The same can be said of our return ‘The Cruel Mother’ [Roud 9]. This is such a delicate song, and there’s so much sensitivity to the lyrics. I can only hope I did it justice. I won’t be convinced until I’ve heard the final mixes. Short of recording it again and again (grinding it into the ground each time), I’m not sure what else I can do. Hopefully it’s just something I’m being too self-critical about, and it’ll hit the mark for other listeners. Fingers crossed. This is my least confident recording on the album.
We went back to ‘Little Grey Oss’ [Roud 393] after lunch, doing away with the big flourish in the intro and dropping the key at Tom’s suggestion. It’s funny what that can do. Sliding from the key of F to the key of E, the song went from a slightly desperate attempt at frivolity to something a bit more stately and story-led. It’s a great example of a song arriving in the studio, after months of rehearsal, and being transformed in a matter of seconds by an encouraging, experienced producer.
However, the best example of that was saved until last.
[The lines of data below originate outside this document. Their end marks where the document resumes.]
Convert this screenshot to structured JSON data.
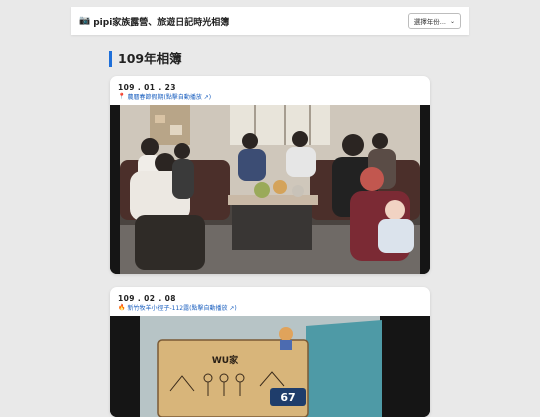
{
  "header": {
    "camera_icon": "camera-icon",
    "title": "pipi家族露營、旅遊日記時光相簿",
    "year_select": {
      "label": "選擇年份...",
      "icon": "chevron-down-icon"
    }
  },
  "section": {
    "title": "109年相簿"
  },
  "albums": [
    {
      "date": "109 . 01 . 23",
      "location_icon": "pin-icon",
      "location": "農曆春節假期(點擊自動播放 ↗)"
    },
    {
      "date": "109 . 02 . 08",
      "location_icon": "campfire-icon",
      "location": "新竹牧羊小徑子-112露(點擊自動播放 ↗)"
    }
  ],
  "photo2": {
    "sign_text": "WU家",
    "plate_number": "67"
  }
}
We spent two hours playing with ‘The Stowaway’ [Roud 6341], a song that has remained untouched (as far as I know) since George Dunn was recorded singing it in the early 70s. It’s a slightly overwrought story of a boy who rescued himself from being hurled overboard by telling the clear-eyed truth, but the tune and the emotion in the song feel really honest and appealing.
I had the idea of doing it in standard tuning, strummed with a capo on the 6th fret with the sound of Dylan’s early recordings in mind. We tried it like that, breaking from this album’s norm and doing it as a guitar track with a vocal overdub. It didn’t work. As Tom said, it felt like it belonged to an entirely different album. So we put the guitar into a CGCGCD tuning (common to the rest of this session’s recordings) and left it un-capoed for a big, clanging strumming sound. Again, no luck. This time it felt like I was imitating Nic Jones on ‘The Humpback Whale’.
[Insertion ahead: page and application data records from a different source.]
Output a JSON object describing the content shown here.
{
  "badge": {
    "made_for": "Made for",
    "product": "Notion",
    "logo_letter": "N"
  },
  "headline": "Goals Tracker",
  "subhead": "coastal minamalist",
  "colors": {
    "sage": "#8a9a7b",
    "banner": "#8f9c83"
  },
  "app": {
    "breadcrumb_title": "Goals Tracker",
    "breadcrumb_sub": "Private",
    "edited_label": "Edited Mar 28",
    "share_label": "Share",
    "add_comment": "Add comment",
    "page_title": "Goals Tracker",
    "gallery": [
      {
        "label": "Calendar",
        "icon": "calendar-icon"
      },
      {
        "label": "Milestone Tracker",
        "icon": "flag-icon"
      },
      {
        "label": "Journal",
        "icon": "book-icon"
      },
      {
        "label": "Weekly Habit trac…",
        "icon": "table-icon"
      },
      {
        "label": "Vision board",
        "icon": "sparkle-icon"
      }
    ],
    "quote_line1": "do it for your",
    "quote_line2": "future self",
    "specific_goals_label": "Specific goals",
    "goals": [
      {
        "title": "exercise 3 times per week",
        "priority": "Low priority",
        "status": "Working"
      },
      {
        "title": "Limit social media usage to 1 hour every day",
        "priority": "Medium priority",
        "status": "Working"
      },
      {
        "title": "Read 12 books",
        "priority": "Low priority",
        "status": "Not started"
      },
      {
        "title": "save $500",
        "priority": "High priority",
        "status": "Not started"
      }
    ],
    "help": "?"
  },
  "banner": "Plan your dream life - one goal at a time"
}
In Tom’s opinion, the problem lay in the fact that I was suddenly strumming on what had been, to this point, a fingerpicking album. More importantly, he pointed out that the strumming forced me to “sing out” – in other words, to push my voice and strain to be heard. This meant that any of the tender emotion of the lyrics was lost in the “big” performance. In truth, I’d been concerned about this song for a while, not really being able to put my finger on what was bugging me and hoping that if I rehearsed it enough, all would be fine in the studio. Again, Tom’s experience meant that he was able to spot the problem and articulate it very quickly indeed.
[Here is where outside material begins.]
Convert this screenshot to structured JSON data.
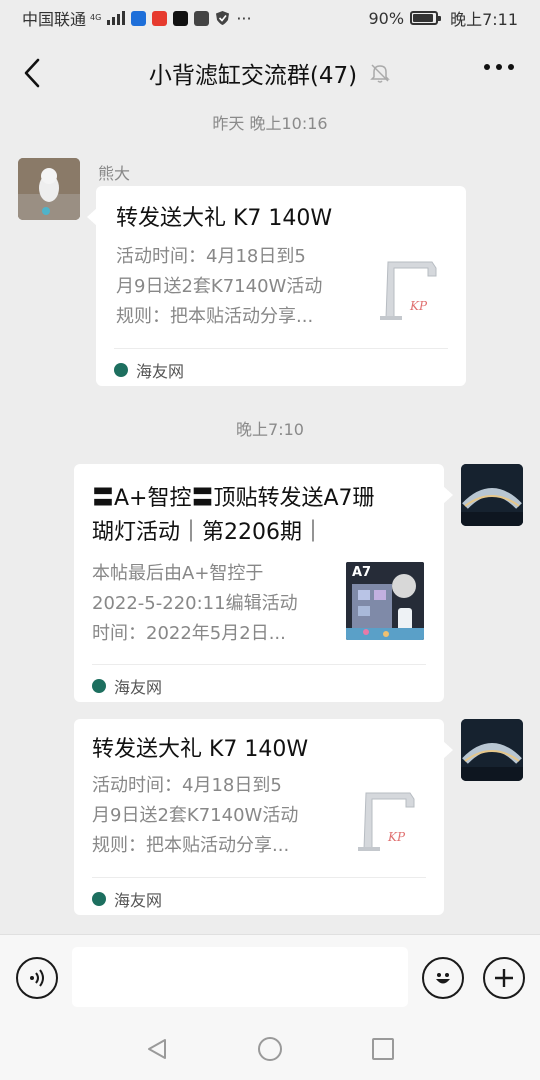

So he went for a wander and left me with instructions to find a fingerpicking way to do it. I had to come up with something on the spot. I started improvising until I settled on something that’s perhaps a bit more American in fingerpicking style than I usually play, but it seemed to work. We continued to warm it up over six or seven takes, and it’s amazing to listen back to how quickly it evolved. By take five, it was fairly fully formed but quite loose and rambling. By take seven, it was structured, gently rolling and – I think – exactly what was required. (I should add that I thought I was done at take five, but Tom felt there was more to come. Once again, a huge nod to a great producer.)
Lasagne for dinner, once again rustled up by Tom’s mum, plus a few drinks and some great conversation. I’m heading to bed feeling that we have something really promising in the can.